:: THE INPUT

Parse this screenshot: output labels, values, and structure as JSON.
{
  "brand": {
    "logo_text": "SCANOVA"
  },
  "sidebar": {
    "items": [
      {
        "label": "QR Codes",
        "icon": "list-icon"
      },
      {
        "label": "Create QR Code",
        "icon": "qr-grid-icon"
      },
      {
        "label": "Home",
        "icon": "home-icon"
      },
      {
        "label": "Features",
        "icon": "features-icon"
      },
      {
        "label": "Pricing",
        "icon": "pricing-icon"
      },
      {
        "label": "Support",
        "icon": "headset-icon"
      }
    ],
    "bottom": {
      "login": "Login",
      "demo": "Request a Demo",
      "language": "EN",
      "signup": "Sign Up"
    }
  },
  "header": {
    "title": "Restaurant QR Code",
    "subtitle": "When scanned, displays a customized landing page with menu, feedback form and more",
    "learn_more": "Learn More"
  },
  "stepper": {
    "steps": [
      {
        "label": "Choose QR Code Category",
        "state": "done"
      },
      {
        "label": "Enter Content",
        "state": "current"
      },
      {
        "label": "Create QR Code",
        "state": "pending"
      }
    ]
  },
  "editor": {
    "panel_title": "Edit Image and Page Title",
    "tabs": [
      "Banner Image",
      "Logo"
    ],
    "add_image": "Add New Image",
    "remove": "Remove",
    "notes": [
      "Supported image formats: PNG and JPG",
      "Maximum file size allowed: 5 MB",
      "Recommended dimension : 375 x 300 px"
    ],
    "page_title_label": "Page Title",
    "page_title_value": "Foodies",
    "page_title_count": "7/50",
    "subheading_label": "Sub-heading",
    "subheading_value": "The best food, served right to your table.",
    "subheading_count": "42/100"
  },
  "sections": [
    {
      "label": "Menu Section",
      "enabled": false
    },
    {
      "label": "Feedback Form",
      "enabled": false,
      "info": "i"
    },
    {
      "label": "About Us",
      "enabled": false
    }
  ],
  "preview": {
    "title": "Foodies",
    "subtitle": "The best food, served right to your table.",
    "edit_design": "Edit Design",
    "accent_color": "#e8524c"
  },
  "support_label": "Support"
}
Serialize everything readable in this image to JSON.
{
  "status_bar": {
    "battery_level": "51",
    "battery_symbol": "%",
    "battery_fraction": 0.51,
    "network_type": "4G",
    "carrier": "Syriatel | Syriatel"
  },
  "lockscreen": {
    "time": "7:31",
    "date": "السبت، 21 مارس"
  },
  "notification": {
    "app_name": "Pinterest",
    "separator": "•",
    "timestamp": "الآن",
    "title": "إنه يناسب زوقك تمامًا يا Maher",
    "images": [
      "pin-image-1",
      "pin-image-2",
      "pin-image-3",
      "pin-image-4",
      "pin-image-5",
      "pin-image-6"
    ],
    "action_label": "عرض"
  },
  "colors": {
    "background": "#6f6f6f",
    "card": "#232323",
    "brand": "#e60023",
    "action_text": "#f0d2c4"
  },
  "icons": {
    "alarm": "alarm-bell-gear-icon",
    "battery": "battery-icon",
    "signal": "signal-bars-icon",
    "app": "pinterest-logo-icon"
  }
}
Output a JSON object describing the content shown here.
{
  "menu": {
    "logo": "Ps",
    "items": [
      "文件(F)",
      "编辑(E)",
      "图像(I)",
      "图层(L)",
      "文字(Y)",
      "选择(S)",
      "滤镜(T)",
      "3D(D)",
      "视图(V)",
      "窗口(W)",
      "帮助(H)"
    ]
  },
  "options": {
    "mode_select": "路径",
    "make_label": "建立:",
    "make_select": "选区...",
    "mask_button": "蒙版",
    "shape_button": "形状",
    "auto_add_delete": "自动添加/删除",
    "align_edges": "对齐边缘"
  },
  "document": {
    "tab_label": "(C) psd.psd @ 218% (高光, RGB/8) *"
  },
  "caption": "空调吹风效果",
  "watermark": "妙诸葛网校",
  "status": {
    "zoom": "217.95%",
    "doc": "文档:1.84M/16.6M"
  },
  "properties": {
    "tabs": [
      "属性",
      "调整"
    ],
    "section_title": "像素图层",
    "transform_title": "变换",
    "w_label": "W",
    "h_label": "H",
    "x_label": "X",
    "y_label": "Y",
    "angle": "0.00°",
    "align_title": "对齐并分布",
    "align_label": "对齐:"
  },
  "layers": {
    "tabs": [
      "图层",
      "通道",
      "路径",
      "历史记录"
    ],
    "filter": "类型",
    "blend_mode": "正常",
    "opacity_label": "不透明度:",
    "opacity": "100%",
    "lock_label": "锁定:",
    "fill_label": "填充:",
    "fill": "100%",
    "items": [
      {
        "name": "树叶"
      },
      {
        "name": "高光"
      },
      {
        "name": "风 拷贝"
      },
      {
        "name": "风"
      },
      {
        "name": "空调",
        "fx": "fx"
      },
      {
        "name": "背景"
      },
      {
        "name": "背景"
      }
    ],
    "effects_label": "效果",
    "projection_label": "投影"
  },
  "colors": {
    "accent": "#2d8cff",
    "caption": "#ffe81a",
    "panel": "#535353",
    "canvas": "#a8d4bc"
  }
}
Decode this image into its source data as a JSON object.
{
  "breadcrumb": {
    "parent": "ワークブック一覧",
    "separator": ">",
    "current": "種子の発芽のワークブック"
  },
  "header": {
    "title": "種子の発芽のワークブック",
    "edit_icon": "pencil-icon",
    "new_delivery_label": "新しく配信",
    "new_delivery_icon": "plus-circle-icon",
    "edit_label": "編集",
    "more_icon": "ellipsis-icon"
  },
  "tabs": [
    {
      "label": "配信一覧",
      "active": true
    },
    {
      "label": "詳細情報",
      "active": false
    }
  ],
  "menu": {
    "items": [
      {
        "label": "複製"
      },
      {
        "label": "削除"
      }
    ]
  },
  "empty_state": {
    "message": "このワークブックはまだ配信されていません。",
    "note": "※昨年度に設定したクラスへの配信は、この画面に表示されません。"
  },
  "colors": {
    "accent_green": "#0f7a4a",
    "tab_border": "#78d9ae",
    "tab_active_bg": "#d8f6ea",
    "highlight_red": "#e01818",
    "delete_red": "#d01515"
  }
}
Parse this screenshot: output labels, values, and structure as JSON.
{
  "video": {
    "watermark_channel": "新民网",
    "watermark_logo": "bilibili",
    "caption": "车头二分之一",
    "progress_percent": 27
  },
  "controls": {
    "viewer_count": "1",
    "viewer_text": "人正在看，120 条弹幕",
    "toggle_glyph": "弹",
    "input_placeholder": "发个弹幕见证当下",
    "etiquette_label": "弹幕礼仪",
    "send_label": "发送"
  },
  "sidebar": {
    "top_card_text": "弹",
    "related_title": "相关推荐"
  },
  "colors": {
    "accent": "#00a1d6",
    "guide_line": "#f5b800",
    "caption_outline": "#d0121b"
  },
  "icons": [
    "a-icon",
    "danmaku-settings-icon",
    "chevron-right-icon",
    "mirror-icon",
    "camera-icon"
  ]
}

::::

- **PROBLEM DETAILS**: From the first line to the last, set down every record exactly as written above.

- **RESPONSE TO THIS TASK**:
Parse this screenshot: output labels, values, and structure as JSON.
{
  "brand": {
    "logo_text": "SCANOVA"
  },
  "sidebar": {
    "items": [
      {
        "label": "QR Codes",
        "icon": "list-icon"
      },
      {
        "label": "Create QR Code",
        "icon": "qr-grid-icon"
      },
      {
        "label": "Home",
        "icon": "home-icon"
      },
      {
        "label": "Features",
        "icon": "features-icon"
      },
      {
        "label": "Pricing",
        "icon": "pricing-icon"
      },
      {
        "label": "Support",
        "icon": "headset-icon"
      }
    ],
    "bottom": {
      "login": "Login",
      "demo": "Request a Demo",
      "language": "EN",
      "signup": "Sign Up"
    }
  },
  "header": {
    "title": "Restaurant QR Code",
    "subtitle": "When scanned, displays a customized landing page with menu, feedback form and more",
    "learn_more": "Learn More"
  },
  "stepper": {
    "steps": [
      {
        "label": "Choose QR Code Category",
        "state": "done"
      },
      {
        "label": "Enter Content",
        "state": "current"
      },
      {
        "label": "Create QR Code",
        "state": "pending"
      }
    ]
  },
  "editor": {
    "panel_title": "Edit Image and Page Title",
    "tabs": [
      "Banner Image",
      "Logo"
    ],
    "add_image": "Add New Image",
    "remove": "Remove",
    "notes": [
      "Supported image formats: PNG and JPG",
      "Maximum file size allowed: 5 MB",
      "Recommended dimension : 375 x 300 px"
    ],
    "page_title_label": "Page Title",
    "page_title_value": "Foodies",
    "page_title_count": "7/50",
    "subheading_label": "Sub-heading",
    "subheading_value": "The best food, served right to your table.",
    "subheading_count": "42/100"
  },
  "sections": [
    {
      "label": "Menu Section",
      "enabled": false
    },
    {
      "label": "Feedback Form",
      "enabled": false,
      "info": "i"
    },
    {
      "label": "About Us",
      "enabled": false
    }
  ],
  "preview": {
    "title": "Foodies",
    "subtitle": "The best food, served right to your table.",
    "edit_design": "Edit Design",
    "accent_color": "#e8524c"
  },
  "support_label": "Support"
}
Serialize everything readable in this image to JSON.
{
  "status_bar": {
    "battery_level": "51",
    "battery_symbol": "%",
    "battery_fraction": 0.51,
    "network_type": "4G",
    "carrier": "Syriatel | Syriatel"
  },
  "lockscreen": {
    "time": "7:31",
    "date": "السبت، 21 مارس"
  },
  "notification": {
    "app_name": "Pinterest",
    "separator": "•",
    "timestamp": "الآن",
    "title": "إنه يناسب زوقك تمامًا يا Maher",
    "images": [
      "pin-image-1",
      "pin-image-2",
      "pin-image-3",
      "pin-image-4",
      "pin-image-5",
      "pin-image-6"
    ],
    "action_label": "عرض"
  },
  "colors": {
    "background": "#6f6f6f",
    "card": "#232323",
    "brand": "#e60023",
    "action_text": "#f0d2c4"
  },
  "icons": {
    "alarm": "alarm-bell-gear-icon",
    "battery": "battery-icon",
    "signal": "signal-bars-icon",
    "app": "pinterest-logo-icon"
  }
}
Output a JSON object describing the content shown here.
{
  "menu": {
    "logo": "Ps",
    "items": [
      "文件(F)",
      "编辑(E)",
      "图像(I)",
      "图层(L)",
      "文字(Y)",
      "选择(S)",
      "滤镜(T)",
      "3D(D)",
      "视图(V)",
      "窗口(W)",
      "帮助(H)"
    ]
  },
  "options": {
    "mode_select": "路径",
    "make_label": "建立:",
    "make_select": "选区...",
    "mask_button": "蒙版",
    "shape_button": "形状",
    "auto_add_delete": "自动添加/删除",
    "align_edges": "对齐边缘"
  },
  "document": {
    "tab_label": "(C) psd.psd @ 218% (高光, RGB/8) *"
  },
  "caption": "空调吹风效果",
  "watermark": "妙诸葛网校",
  "status": {
    "zoom": "217.95%",
    "doc": "文档:1.84M/16.6M"
  },
  "properties": {
    "tabs": [
      "属性",
      "调整"
    ],
    "section_title": "像素图层",
    "transform_title": "变换",
    "w_label": "W",
    "h_label": "H",
    "x_label": "X",
    "y_label": "Y",
    "angle": "0.00°",
    "align_title": "对齐并分布",
    "align_label": "对齐:"
  },
  "layers": {
    "tabs": [
      "图层",
      "通道",
      "路径",
      "历史记录"
    ],
    "filter": "类型",
    "blend_mode": "正常",
    "opacity_label": "不透明度:",
    "opacity": "100%",
    "lock_label": "锁定:",
    "fill_label": "填充:",
    "fill": "100%",
    "items": [
      {
        "name": "树叶"
      },
      {
        "name": "高光"
      },
      {
        "name": "风 拷贝"
      },
      {
        "name": "风"
      },
      {
        "name": "空调",
        "fx": "fx"
      },
      {
        "name": "背景"
      },
      {
        "name": "背景"
      }
    ],
    "effects_label": "效果",
    "projection_label": "投影"
  },
  "colors": {
    "accent": "#2d8cff",
    "caption": "#ffe81a",
    "panel": "#535353",
    "canvas": "#a8d4bc"
  }
}
Decode this image into its source data as a JSON object.
{
  "breadcrumb": {
    "parent": "ワークブック一覧",
    "separator": ">",
    "current": "種子の発芽のワークブック"
  },
  "header": {
    "title": "種子の発芽のワークブック",
    "edit_icon": "pencil-icon",
    "new_delivery_label": "新しく配信",
    "new_delivery_icon": "plus-circle-icon",
    "edit_label": "編集",
    "more_icon": "ellipsis-icon"
  },
  "tabs": [
    {
      "label": "配信一覧",
      "active": true
    },
    {
      "label": "詳細情報",
      "active": false
    }
  ],
  "menu": {
    "items": [
      {
        "label": "複製"
      },
      {
        "label": "削除"
      }
    ]
  },
  "empty_state": {
    "message": "このワークブックはまだ配信されていません。",
    "note": "※昨年度に設定したクラスへの配信は、この画面に表示されません。"
  },
  "colors": {
    "accent_green": "#0f7a4a",
    "tab_border": "#78d9ae",
    "tab_active_bg": "#d8f6ea",
    "highlight_red": "#e01818",
    "delete_red": "#d01515"
  }
}
Parse this screenshot: output labels, values, and structure as JSON.
{
  "video": {
    "watermark_channel": "新民网",
    "watermark_logo": "bilibili",
    "caption": "车头二分之一",
    "progress_percent": 27
  },
  "controls": {
    "viewer_count": "1",
    "viewer_text": "人正在看，120 条弹幕",
    "toggle_glyph": "弹",
    "input_placeholder": "发个弹幕见证当下",
    "etiquette_label": "弹幕礼仪",
    "send_label": "发送"
  },
  "sidebar": {
    "top_card_text": "弹",
    "related_title": "相关推荐"
  },
  "colors": {
    "accent": "#00a1d6",
    "guide_line": "#f5b800",
    "caption_outline": "#d0121b"
  },
  "icons": [
    "a-icon",
    "danmaku-settings-icon",
    "chevron-right-icon",
    "mirror-icon",
    "camera-icon"
  ]
}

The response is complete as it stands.